I got hands on with a lot of games at E3 2019, but getting to play Control was absolutely the highlight of my experience at the conference. Created by Remedy Entertainment and published by 505 Games, the supernatural action-adventure title blew me away and left me wanting more, more, more. This wasn’t the first time we’ve seen Control at E3, as the title was announced as a part of Sony’s 2018 presentation, but this was the first time that anyone has gotten to actually get hands-on with the title, and the experience was totally worth the wait. Honestly, if 505 had given me an opportunity to play the same demo level of Control all day long, I absolutely would have skipped out on all my appointments (don’t tell my editor, please) just to get my fill.
Similarly to Remedy’s past title, Quantum Break, Control is a third-person game that defies categorization, being part survival-horror and part action-adventure. Players take the role of Jesse Faden, the newly initiated Director of the Federal Bureau of Control, as she fights to take back the Oldest House — the FBC’s headquarters — from a supernatural enemy known as the Hiss. Utilizing a customizable pistol known as the Service Weapon, as well as a host of powerful paranormal abilities like telekinesis, levitation, and mind control, Jesse will fight her way through a variety of Hiss monstrosities to return the Oldest House to its former glory, and learn more about her mysterious past.
To put it simply, Control’s gameplay is spectacularly fun and intuitive. In battling the Hiss, which take the form of possessed security guards and SWAT officers, players will have a variety of weapons and abilities at their disposal, offering countless ways to approach combat in any situation. Throughout the levels, various upgrades and extra abilities can be obtained, leading to new Service Weapon gun types and various defensive or offensive supernatural abilities for Jesse. When in combat, health and ammunition need to be conserved and used wisely when in confrontation, similar to more survival-horror style franchises. Jesse’s health bar does not recharge, and can only be replenished with objects found from defeated Hiss, while the Service Weapon and Jesse’s supernatural abilities all use the same energy bar. This makes planning a confrontation an essential part of the core gameplay, adding an extra challenge on top of everything else.
Initially, I had a bit of trouble learning how to balance finding cover, shooting the Service Weapon, and appropriately using telekinesis abilities, but very quickly I was ducking behind objects, picking up the best projectiles, and running and gunning my way through Control’s hallways. There were a number of times where my projectiles clipped to something right next to me, which led to disastrous explosions and damage taken, but I found that this was a more realistic enactment of the physics engine, and it resulted in a much more immersive world, forcing me to consider my surroundings to be just as dangerous as the attacking Hiss. The Service Weapon is also a huge amount of fun, and I had the ability to switch between its pistol and shotgun settings in the demo.
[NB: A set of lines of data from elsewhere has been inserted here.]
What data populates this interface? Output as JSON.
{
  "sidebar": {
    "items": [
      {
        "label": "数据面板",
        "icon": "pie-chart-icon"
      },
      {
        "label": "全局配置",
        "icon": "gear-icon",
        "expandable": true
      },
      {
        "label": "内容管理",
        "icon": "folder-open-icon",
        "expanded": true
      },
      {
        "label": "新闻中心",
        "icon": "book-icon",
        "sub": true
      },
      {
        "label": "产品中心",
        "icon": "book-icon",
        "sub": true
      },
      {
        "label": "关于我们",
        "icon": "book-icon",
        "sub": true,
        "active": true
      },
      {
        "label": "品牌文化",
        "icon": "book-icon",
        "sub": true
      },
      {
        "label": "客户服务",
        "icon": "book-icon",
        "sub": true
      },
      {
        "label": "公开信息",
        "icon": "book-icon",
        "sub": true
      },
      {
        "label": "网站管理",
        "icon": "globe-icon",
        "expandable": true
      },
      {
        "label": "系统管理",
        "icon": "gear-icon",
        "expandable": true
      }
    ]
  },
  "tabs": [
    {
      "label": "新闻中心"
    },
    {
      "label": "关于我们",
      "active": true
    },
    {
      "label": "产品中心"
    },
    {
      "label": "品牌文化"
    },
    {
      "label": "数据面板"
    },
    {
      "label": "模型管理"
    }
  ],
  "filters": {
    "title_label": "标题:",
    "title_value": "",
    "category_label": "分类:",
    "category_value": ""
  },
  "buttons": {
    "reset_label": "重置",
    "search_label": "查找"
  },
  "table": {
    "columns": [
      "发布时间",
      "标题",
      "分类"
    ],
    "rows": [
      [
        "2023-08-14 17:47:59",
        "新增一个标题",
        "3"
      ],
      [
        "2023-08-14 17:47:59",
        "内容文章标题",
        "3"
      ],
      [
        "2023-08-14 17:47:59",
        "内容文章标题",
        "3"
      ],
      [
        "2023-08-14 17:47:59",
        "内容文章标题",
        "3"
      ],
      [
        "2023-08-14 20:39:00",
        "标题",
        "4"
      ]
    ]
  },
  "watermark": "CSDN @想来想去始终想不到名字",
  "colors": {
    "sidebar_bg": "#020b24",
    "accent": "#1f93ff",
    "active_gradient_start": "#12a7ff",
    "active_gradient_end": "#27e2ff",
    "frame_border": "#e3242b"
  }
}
With the touch of a button, the gun fluidly transformed from a ranged pistol to a devastating, close-range beast, and led to some incredibly satisfying kills.
In telling Jesse’s story, Control’s greatest strength is its ‘Metroidvania’-style gameplay and level design, as this guarantees multiple playthroughs and repeated adventures in order to uncover all the secrets that the game has to offer. For those unaware, these kinds of titles break from the traditional linear game structure, and encourage exploration at an almost open-world level that offers multiple passages to accomplish the same goal. Combine that with a variety of unlockables and acquirable skills interspersed throughout the world, and you have a recipe for a particularly engaging title. During my hands-on time with Control, I kept looking around at other journalists to see where they were in the game, and more often than not I found that they were somewhere in a place that I had never seen before, doing something incredible while either gaining a new skill or exploring an intriguing room. I found myself to be a bit jealous while watching them using abilities that had not found myself, although I’m sure they looked on with envy as I utilized something outside of their skill set.
In terms of graphics and in-game world, I found that Control feels like an incredibly polished Ubisoft title, offering what I can only describe as a ‘stylized, life-like’ game world. Characters look realistic and original, seeming to have the ability to project great emotions through animations that mimic reality. The Oldest House (at least in the parts of it that I saw) looks dark and foreboding with spectacular lighting physics, creating a sinister and inviting world. In my demo, it didn’t appear that enemy design varied all that much, although I am sure that other Hiss monsters will appear as the world evolves. This all combines to create a truly dynamic world for Remedy to use to tell Jesse’s story, offering a perfect mix of exciting combat and incredibly storytelling to make Control a hit.
As of now, Control is top on my list as a must-buy title from E3 2019, although it is closely followed by Luigi’s Mansion 3 and Pokemon Sword and Pokemon Shield. Look for it on Playstation 4, Xbox One, and PC when it releases on August 27, 2019. I know I’ll be first in line!
What do you think? What are you looking forward to most in Control? Will it be a day-one purchase?